- **What to work on**
The entries that follow should be duplicated in full, without a single alteration.

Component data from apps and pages
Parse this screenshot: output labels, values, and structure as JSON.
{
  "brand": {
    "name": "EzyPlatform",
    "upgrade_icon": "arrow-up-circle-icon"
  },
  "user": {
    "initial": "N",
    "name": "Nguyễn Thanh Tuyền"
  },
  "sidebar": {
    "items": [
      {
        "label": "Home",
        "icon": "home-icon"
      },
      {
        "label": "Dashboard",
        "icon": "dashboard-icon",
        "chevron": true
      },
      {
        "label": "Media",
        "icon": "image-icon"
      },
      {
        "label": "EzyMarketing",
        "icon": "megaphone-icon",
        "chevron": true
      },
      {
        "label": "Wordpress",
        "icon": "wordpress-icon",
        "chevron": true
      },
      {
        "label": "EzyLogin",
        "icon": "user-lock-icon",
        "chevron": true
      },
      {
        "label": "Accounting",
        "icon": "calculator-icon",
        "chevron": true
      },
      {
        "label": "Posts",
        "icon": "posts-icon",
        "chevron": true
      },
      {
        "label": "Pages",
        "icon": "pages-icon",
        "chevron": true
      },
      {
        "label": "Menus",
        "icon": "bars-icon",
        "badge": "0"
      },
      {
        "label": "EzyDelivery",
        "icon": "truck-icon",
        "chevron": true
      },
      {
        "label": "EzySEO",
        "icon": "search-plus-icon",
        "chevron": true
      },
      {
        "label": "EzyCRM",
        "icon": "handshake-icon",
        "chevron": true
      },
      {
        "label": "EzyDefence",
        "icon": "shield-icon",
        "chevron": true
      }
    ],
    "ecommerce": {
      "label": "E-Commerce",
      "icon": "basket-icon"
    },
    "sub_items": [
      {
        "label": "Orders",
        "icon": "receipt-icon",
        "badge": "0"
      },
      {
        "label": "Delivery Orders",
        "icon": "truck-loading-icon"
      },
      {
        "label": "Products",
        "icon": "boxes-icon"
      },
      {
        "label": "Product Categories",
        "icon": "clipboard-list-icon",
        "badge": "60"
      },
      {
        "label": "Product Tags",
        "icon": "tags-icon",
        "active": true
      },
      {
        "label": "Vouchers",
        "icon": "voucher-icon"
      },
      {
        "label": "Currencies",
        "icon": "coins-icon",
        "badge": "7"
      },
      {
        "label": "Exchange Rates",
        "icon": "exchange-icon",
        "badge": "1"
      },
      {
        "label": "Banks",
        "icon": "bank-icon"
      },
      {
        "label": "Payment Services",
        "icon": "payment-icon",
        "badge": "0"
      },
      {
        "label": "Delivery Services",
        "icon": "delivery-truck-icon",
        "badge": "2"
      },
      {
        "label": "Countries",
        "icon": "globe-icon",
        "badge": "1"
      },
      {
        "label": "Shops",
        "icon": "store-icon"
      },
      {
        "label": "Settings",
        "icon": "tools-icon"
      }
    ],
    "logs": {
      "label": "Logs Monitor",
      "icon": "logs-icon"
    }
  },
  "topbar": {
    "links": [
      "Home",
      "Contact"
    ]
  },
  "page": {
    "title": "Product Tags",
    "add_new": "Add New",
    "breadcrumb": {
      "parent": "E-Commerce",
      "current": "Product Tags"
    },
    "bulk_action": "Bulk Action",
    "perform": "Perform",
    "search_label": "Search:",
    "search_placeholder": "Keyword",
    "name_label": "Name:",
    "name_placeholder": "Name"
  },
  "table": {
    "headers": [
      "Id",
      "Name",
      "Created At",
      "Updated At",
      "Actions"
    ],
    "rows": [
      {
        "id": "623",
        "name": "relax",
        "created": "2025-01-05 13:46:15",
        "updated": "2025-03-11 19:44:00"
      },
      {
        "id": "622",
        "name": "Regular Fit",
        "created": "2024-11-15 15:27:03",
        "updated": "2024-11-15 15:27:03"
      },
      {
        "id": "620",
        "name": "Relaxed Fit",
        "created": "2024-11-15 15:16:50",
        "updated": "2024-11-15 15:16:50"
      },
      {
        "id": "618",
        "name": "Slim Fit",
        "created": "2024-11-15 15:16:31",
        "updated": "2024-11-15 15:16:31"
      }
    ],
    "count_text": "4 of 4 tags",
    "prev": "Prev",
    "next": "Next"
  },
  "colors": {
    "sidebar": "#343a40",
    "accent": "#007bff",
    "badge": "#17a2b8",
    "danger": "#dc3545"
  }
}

- **Written answer**
Parse this screenshot: output labels, values, and structure as JSON.
{
  "brand": {
    "name": "EzyPlatform",
    "upgrade_icon": "arrow-up-circle-icon"
  },
  "user": {
    "initial": "N",
    "name": "Nguyễn Thanh Tuyền"
  },
  "sidebar": {
    "items": [
      {
        "label": "Home",
        "icon": "home-icon"
      },
      {
        "label": "Dashboard",
        "icon": "dashboard-icon",
        "chevron": true
      },
      {
        "label": "Media",
        "icon": "image-icon"
      },
      {
        "label": "EzyMarketing",
        "icon": "megaphone-icon",
        "chevron": true
      },
      {
        "label": "Wordpress",
        "icon": "wordpress-icon",
        "chevron": true
      },
      {
        "label": "EzyLogin",
        "icon": "user-lock-icon",
        "chevron": true
      },
      {
        "label": "Accounting",
        "icon": "calculator-icon",
        "chevron": true
      },
      {
        "label": "Posts",
        "icon": "posts-icon",
        "chevron": true
      },
      {
        "label": "Pages",
        "icon": "pages-icon",
        "chevron": true
      },
      {
        "label": "Menus",
        "icon": "bars-icon",
        "badge": "0"
      },
      {
        "label": "EzyDelivery",
        "icon": "truck-icon",
        "chevron": true
      },
      {
        "label": "EzySEO",
        "icon": "search-plus-icon",
        "chevron": true
      },
      {
        "label": "EzyCRM",
        "icon": "handshake-icon",
        "chevron": true
      },
      {
        "label": "EzyDefence",
        "icon": "shield-icon",
        "chevron": true
      }
    ],
    "ecommerce": {
      "label": "E-Commerce",
      "icon": "basket-icon"
    },
    "sub_items": [
      {
        "label": "Orders",
        "icon": "receipt-icon",
        "badge": "0"
      },
      {
        "label": "Delivery Orders",
        "icon": "truck-loading-icon"
      },
      {
        "label": "Products",
        "icon": "boxes-icon"
      },
      {
        "label": "Product Categories",
        "icon": "clipboard-list-icon",
        "badge": "60"
      },
      {
        "label": "Product Tags",
        "icon": "tags-icon",
        "active": true
      },
      {
        "label": "Vouchers",
        "icon": "voucher-icon"
      },
      {
        "label": "Currencies",
        "icon": "coins-icon",
        "badge": "7"
      },
      {
        "label": "Exchange Rates",
        "icon": "exchange-icon",
        "badge": "1"
      },
      {
        "label": "Banks",
        "icon": "bank-icon"
      },
      {
        "label": "Payment Services",
        "icon": "payment-icon",
        "badge": "0"
      },
      {
        "label": "Delivery Services",
        "icon": "delivery-truck-icon",
        "badge": "2"
      },
      {
        "label": "Countries",
        "icon": "globe-icon",
        "badge": "1"
      },
      {
        "label": "Shops",
        "icon": "store-icon"
      },
      {
        "label": "Settings",
        "icon": "tools-icon"
      }
    ],
    "logs": {
      "label": "Logs Monitor",
      "icon": "logs-icon"
    }
  },
  "topbar": {
    "links": [
      "Home",
      "Contact"
    ]
  },
  "page": {
    "title": "Product Tags",
    "add_new": "Add New",
    "breadcrumb": {
      "parent": "E-Commerce",
      "current": "Product Tags"
    },
    "bulk_action": "Bulk Action",
    "perform": "Perform",
    "search_label": "Search:",
    "search_placeholder": "Keyword",
    "name_label": "Name:",
    "name_placeholder": "Name"
  },
  "table": {
    "headers": [
      "Id",
      "Name",
      "Created At",
      "Updated At",
      "Actions"
    ],
    "rows": [
      {
        "id": "623",
        "name": "relax",
        "created": "2025-01-05 13:46:15",
        "updated": "2025-03-11 19:44:00"
      },
      {
        "id": "622",
        "name": "Regular Fit",
        "created": "2024-11-15 15:27:03",
        "updated": "2024-11-15 15:27:03"
      },
      {
        "id": "620",
        "name": "Relaxed Fit",
        "created": "2024-11-15 15:16:50",
        "updated": "2024-11-15 15:16:50"
      },
      {
        "id": "618",
        "name": "Slim Fit",
        "created": "2024-11-15 15:16:31",
        "updated": "2024-11-15 15:16:31"
      }
    ],
    "count_text": "4 of 4 tags",
    "prev": "Prev",
    "next": "Next"
  },
  "colors": {
    "sidebar": "#343a40",
    "accent": "#007bff",
    "badge": "#17a2b8",
    "danger": "#dc3545"
  }
}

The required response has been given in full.